It is simply impossible to call any of the novels presently up for this year’s Nebula or Hugo the best novel in SF/F with a straight face. And if one of them truly does merit the description, then the genre is in even worse shape than I have observed.  It should not be controversial to suggest that it is highly unlikely that anyone from this year’s class will one day be named a Grandmaster of Science Fiction.

I’d have to agree with him. I still look over the new releases at Barnes & Noble or Amazon every couple  of weeks, hoping in spite of experience to find something promising and worthwhile and not larded with left-leaning cliches, but almost always come away disappointed…and have for the past 15 years or so.

He follows up with a discussion of comments Sarah Hoyt made on a similar subject (part of her own ongoing exploration of the theme). And to expand it into other media, this week J. Michael Straczynski of Babylon 5 fame made some related observations on TV SF.

I do like Sarah Hoyt’s take on the problem as self-correcting – the emergence of alternative distribution channels like Kindle spells doom to those traditional channels increasingly controlled by a single exclusionary ideology, if they are unwilling to change. In other words: the free market works, and competition has benefits.

A Private Race to Mars?

Last Summer the folks at Mars One announced plans to land humans on Mars by 2023.

Now it appears Dennis Tito will announce an American effort to get humans to Mars by 2018.  Some might remember him as the first space tourist when he visited the ISS in 2001.

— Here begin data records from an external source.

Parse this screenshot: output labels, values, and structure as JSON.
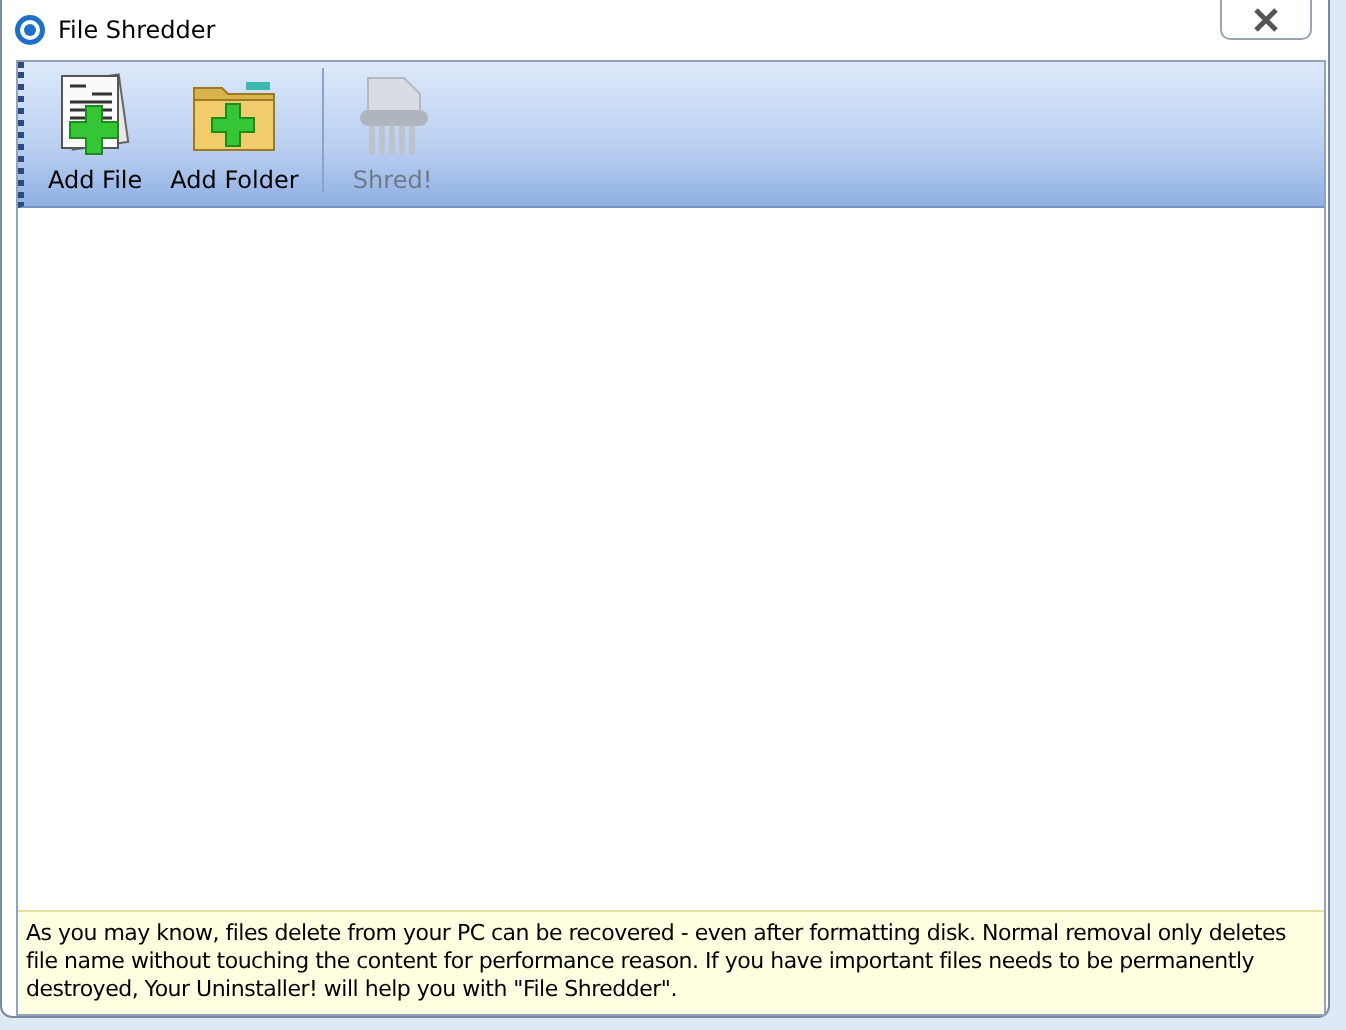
{
  "window": {
    "title": "File Shredder"
  },
  "toolbar": [
    {
      "kind": "file",
      "label": "Add File",
      "disabled": false
    },
    {
      "kind": "folder",
      "label": "Add Folder",
      "disabled": false
    },
    {
      "kind": "shredder",
      "label": "Shred!",
      "disabled": true
    }
  ],
  "info": "As you may know, files delete from your PC can be recovered - even after formatting disk. Normal removal only deletes file name without touching the content for performance reason. If you have important files needs to be permanently destroyed, Your Uninstaller! will help you with \"File Shredder\"."
}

Apparently we’ll get details next week.  Notice that I wrote “humans to Mars by 2018″ and not “humans on Mars”.  Early word is that it’s a flyby mission.

A New Era?

Friday’s ISS docking of the SpaceX Dragon capsule received a good bit of media attention, but likely not anything near what it deserved.  Much of the public was at least peripherally aware that a private spacecraft (albeit heavily subsidized by NASA) had successfully launched and docked with the orbiting outpost, but aside from the delivery of needed supplies, most could probably not articulate the true significance of the mission. 

Besides reducing our reliance on Russia for access to space, this mission hopefully represents the genesis of a vibrant space-based economy dominated by private enterprise. 

And in my lifetime no less.

 If that vision comes to pass, May 25, 2012 could become nearly as significant as  July 20, 1969.  Or not.  Will the fledgling industry be crippled by excessive regulation?  Will shortsighted policy decisions gut the exploration programs that are arguably a proper role for public-sector programs?

Combined with last month’s announcement by Planetary Resources, I’m hopeful.  This despite the recent, foolish decision by the Obama Administration to abandon future robotic Mars missions.